— Problem description —
Look through the data that follows and copy each line with the string "caption".

(Data records for software interfaces)
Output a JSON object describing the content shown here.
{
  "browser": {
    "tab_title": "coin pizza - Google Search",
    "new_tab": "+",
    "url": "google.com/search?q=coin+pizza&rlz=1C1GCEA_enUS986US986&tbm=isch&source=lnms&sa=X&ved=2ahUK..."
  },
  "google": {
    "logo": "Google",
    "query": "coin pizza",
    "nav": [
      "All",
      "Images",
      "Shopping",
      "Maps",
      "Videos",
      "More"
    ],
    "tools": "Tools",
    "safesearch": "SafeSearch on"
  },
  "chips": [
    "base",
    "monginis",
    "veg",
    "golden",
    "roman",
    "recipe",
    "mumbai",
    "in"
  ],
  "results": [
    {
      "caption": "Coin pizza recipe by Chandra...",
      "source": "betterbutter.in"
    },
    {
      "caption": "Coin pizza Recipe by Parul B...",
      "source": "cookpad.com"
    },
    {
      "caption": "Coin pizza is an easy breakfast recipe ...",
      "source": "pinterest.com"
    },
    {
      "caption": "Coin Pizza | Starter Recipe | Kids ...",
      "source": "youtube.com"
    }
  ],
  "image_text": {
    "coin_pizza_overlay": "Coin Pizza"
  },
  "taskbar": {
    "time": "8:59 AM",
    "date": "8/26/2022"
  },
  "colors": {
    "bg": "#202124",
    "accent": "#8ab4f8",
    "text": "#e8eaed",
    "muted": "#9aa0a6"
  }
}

— Solved problem —
      "caption": "Coin pizza recipe by Chandra...",
      "caption": "Coin pizza Recipe by Parul B...",
      "caption": "Coin pizza is an easy breakfast recipe ...",
      "caption": "Coin Pizza | Starter Recipe | Kids ...",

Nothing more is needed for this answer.